Entries provided: Begin

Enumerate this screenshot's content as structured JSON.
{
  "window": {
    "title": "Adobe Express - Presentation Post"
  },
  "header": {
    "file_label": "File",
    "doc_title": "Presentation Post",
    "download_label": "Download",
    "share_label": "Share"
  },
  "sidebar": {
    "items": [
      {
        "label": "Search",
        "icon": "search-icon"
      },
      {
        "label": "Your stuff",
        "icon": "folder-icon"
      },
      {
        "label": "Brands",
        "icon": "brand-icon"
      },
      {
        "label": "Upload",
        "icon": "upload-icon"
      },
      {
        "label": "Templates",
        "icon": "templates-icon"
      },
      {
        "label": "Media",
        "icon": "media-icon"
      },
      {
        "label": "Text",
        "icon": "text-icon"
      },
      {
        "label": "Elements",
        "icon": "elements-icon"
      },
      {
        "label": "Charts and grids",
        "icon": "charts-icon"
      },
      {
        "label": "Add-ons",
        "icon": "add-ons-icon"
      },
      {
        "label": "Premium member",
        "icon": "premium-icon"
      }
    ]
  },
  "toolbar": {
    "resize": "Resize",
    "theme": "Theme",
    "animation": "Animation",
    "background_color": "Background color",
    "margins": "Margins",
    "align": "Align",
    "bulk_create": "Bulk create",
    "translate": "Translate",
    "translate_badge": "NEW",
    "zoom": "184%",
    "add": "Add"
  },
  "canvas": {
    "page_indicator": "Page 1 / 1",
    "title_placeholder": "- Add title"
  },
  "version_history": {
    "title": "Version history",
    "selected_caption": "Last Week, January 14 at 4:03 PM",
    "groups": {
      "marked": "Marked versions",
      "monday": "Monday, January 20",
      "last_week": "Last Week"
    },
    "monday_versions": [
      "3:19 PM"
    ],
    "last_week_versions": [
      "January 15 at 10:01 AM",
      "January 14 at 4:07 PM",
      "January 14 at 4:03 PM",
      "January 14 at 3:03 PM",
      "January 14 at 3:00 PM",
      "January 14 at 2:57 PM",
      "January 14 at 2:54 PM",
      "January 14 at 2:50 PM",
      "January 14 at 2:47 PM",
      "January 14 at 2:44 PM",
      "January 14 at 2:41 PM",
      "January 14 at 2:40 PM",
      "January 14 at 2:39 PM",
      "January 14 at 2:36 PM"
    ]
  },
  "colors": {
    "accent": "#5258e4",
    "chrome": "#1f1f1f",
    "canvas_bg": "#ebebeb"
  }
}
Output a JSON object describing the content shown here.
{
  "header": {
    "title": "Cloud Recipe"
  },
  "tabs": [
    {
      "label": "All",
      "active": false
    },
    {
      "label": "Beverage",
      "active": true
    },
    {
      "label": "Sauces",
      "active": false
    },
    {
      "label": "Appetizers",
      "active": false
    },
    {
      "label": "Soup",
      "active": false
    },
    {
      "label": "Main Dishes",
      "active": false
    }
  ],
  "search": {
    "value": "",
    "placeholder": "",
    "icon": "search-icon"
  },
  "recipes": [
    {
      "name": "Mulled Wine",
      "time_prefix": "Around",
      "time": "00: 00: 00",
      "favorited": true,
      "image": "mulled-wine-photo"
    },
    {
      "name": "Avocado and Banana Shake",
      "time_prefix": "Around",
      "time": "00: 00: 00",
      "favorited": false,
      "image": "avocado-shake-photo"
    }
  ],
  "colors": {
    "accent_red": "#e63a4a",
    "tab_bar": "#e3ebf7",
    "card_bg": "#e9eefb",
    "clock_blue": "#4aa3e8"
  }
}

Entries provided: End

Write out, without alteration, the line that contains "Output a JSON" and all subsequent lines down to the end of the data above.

• Solved exercise
Output a JSON object describing the content shown here.
{
  "header": {
    "title": "Cloud Recipe"
  },
  "tabs": [
    {
      "label": "All",
      "active": false
    },
    {
      "label": "Beverage",
      "active": true
    },
    {
      "label": "Sauces",
      "active": false
    },
    {
      "label": "Appetizers",
      "active": false
    },
    {
      "label": "Soup",
      "active": false
    },
    {
      "label": "Main Dishes",
      "active": false
    }
  ],
  "search": {
    "value": "",
    "placeholder": "",
    "icon": "search-icon"
  },
  "recipes": [
    {
      "name": "Mulled Wine",
      "time_prefix": "Around",
      "time": "00: 00: 00",
      "favorited": true,
      "image": "mulled-wine-photo"
    },
    {
      "name": "Avocado and Banana Shake",
      "time_prefix": "Around",
      "time": "00: 00: 00",
      "favorited": false,
      "image": "avocado-shake-photo"
    }
  ],
  "colors": {
    "accent_red": "#e63a4a",
    "tab_bar": "#e3ebf7",
    "card_bg": "#e9eefb",
    "clock_blue": "#4aa3e8"
  }
}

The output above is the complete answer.